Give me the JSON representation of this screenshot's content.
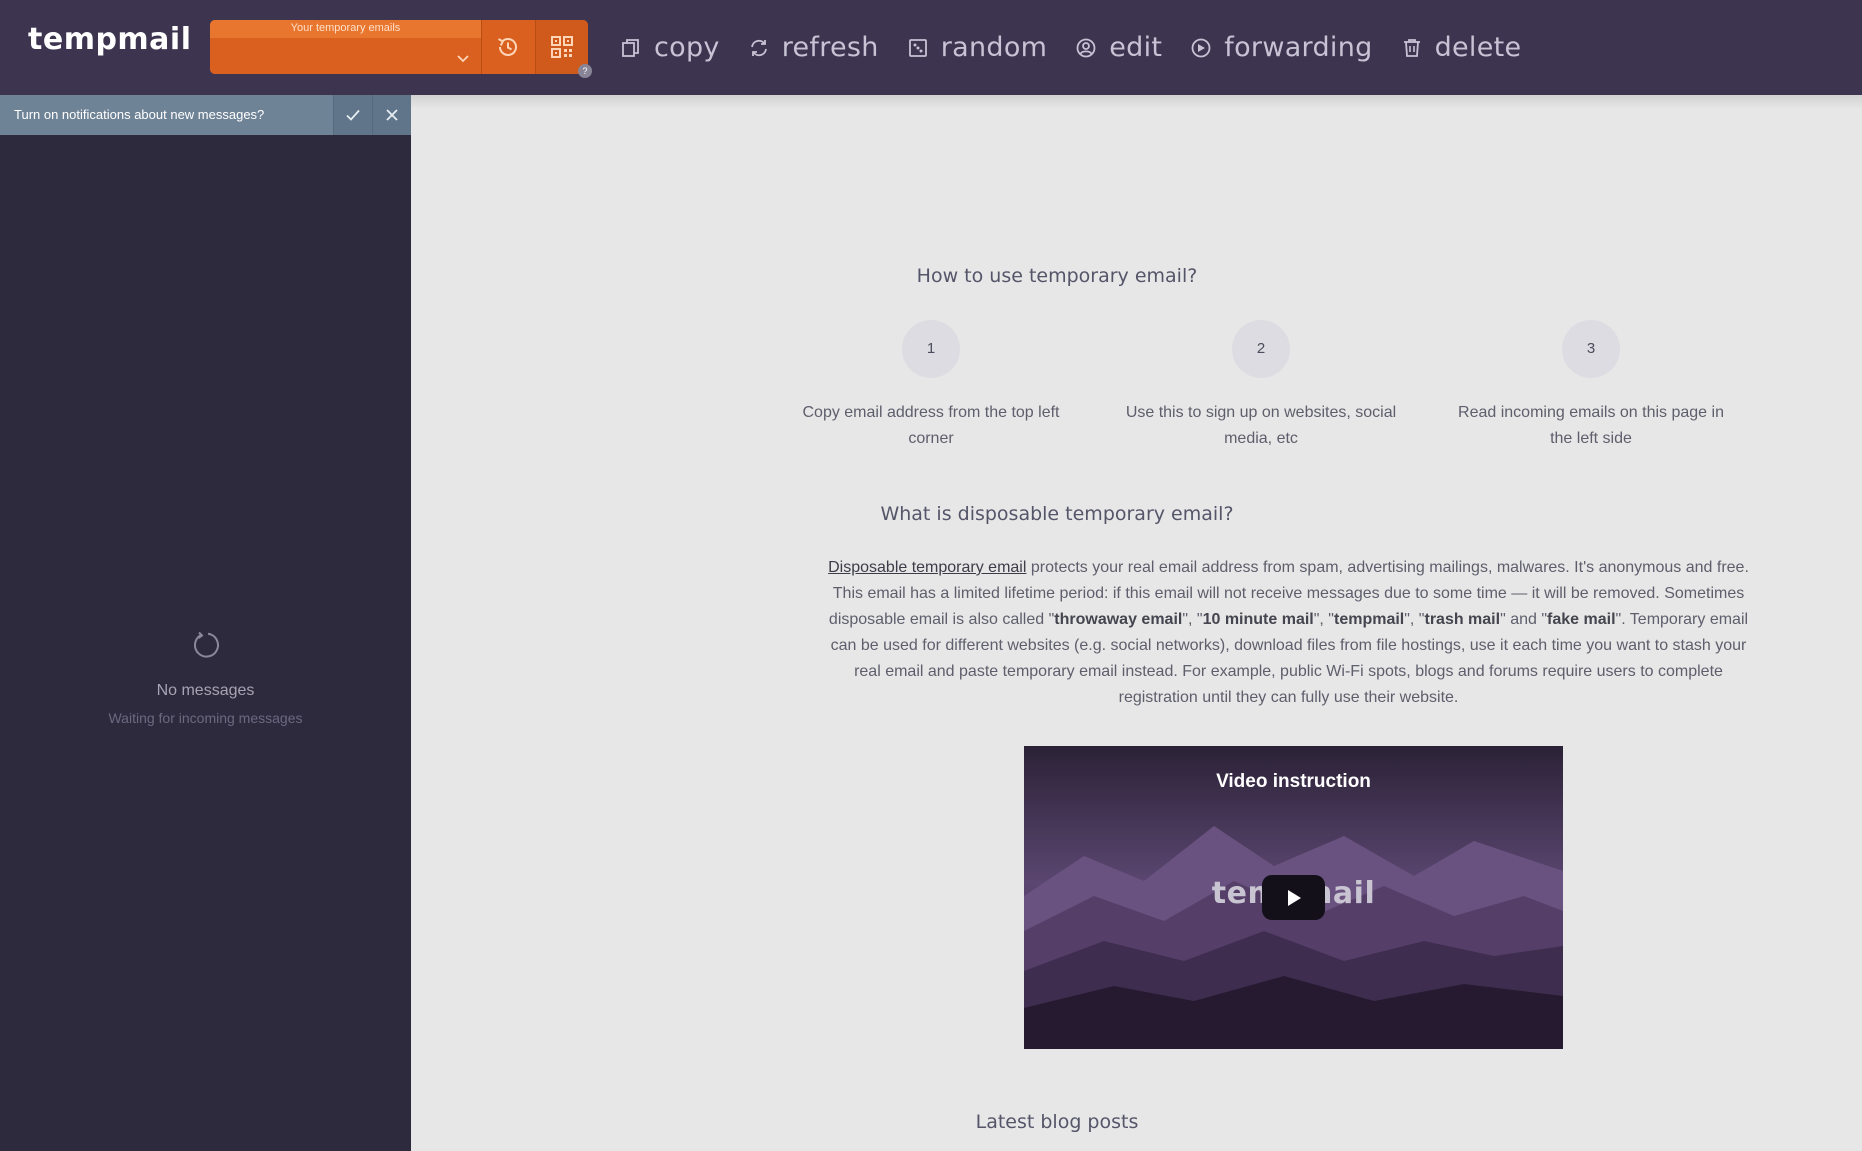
{
  "header": {
    "logo": "tempmail",
    "email_label": "Your temporary emails",
    "email_value": "",
    "qr_help": "?",
    "actions": [
      {
        "label": "copy",
        "icon": "copy-icon"
      },
      {
        "label": "refresh",
        "icon": "refresh-icon"
      },
      {
        "label": "random",
        "icon": "dice-icon"
      },
      {
        "label": "edit",
        "icon": "user-edit-icon"
      },
      {
        "label": "forwarding",
        "icon": "forward-icon"
      },
      {
        "label": "delete",
        "icon": "trash-icon"
      }
    ]
  },
  "notification": {
    "text": "Turn on notifications about new messages?"
  },
  "inbox": {
    "title": "No messages",
    "subtitle": "Waiting for incoming messages"
  },
  "howto": {
    "title": "How to use temporary email?",
    "steps": [
      {
        "number": "1",
        "text": "Copy email address from the top left corner"
      },
      {
        "number": "2",
        "text": "Use this to sign up on websites, social media, etc"
      },
      {
        "number": "3",
        "text": "Read incoming emails on this page in the left side"
      }
    ]
  },
  "about": {
    "title": "What is disposable temporary email?",
    "link_text": "Disposable temporary email",
    "p1": " protects your real email address from spam, advertising mailings, malwares. It's anonymous and free. This email has a limited lifetime period: if this email will not receive messages due to some time — it will be removed. Sometimes disposable email is also called \"",
    "k1": "throwaway email",
    "s1": "\", \"",
    "k2": "10 minute mail",
    "s2": "\", \"",
    "k3": "tempmail",
    "s3": "\", \"",
    "k4": "trash mail",
    "s4": "\" and \"",
    "k5": "fake mail",
    "p2": "\". Temporary email can be used for different websites (e.g. social networks), download files from file hostings, use it each time you want to stash your real email and paste temporary email instead. For example, public Wi-Fi spots, blogs and forums require users to complete registration until they can fully use their website."
  },
  "video": {
    "title": "Video instruction",
    "logo": "tempmail"
  },
  "blog": {
    "title": "Latest blog posts"
  },
  "colors": {
    "topbar": "#3d3450",
    "accent": "#d9601e",
    "sidebar": "#2e2a3d",
    "notify": "#6f8396",
    "main_bg": "#e7e7e7"
  }
}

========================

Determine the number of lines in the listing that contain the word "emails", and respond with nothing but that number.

2